[EXERCISE DIRECTIONS] Would you copy every line of the listing below that includes the word "time"?

[DATA FOR PROCESSING]
========
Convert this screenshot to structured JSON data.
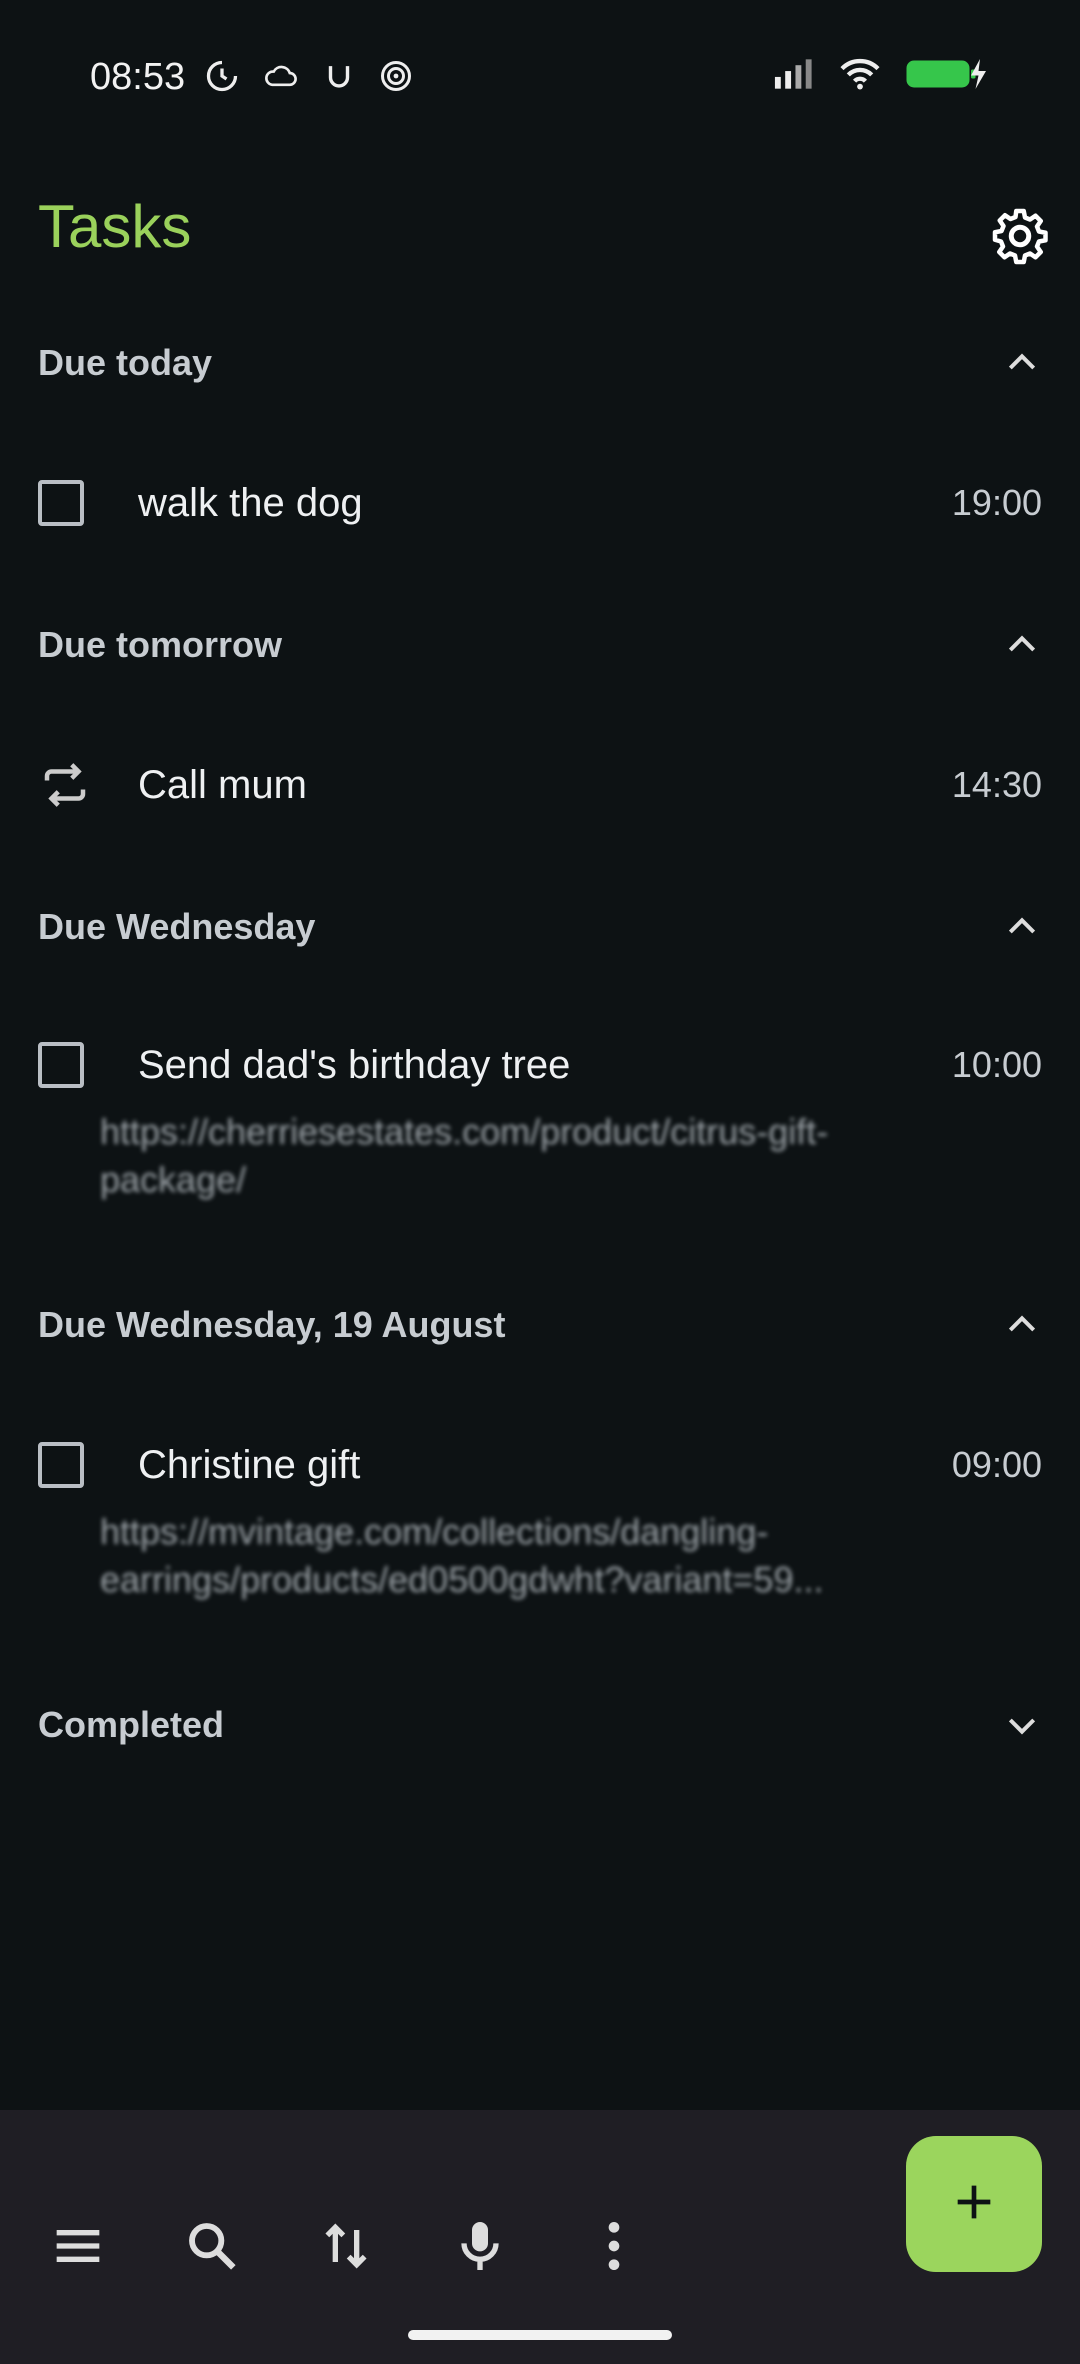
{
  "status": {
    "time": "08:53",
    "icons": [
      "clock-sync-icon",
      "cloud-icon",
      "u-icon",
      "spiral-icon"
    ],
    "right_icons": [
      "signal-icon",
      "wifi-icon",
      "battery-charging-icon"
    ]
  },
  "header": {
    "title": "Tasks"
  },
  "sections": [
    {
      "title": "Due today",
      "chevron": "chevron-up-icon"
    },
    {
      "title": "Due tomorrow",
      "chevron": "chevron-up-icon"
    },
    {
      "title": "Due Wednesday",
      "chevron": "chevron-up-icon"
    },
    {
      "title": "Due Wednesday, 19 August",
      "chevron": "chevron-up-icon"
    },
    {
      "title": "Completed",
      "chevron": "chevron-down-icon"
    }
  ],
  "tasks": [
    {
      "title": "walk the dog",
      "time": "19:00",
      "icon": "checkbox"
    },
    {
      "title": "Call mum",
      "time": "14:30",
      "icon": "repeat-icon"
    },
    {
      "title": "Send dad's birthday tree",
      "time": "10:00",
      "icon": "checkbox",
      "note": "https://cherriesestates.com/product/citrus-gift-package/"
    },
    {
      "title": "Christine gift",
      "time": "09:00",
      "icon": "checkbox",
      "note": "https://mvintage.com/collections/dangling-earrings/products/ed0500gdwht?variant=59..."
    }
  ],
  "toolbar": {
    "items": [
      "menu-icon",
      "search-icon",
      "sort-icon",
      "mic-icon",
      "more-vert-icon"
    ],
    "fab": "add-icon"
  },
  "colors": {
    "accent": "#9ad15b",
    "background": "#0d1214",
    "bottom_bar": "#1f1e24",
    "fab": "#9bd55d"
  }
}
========
[OUTPUT FOR THIS EXERCISE]
    "time": "08:53",
      "time": "19:00",
      "time": "14:30",
      "time": "10:00",
      "time": "09:00",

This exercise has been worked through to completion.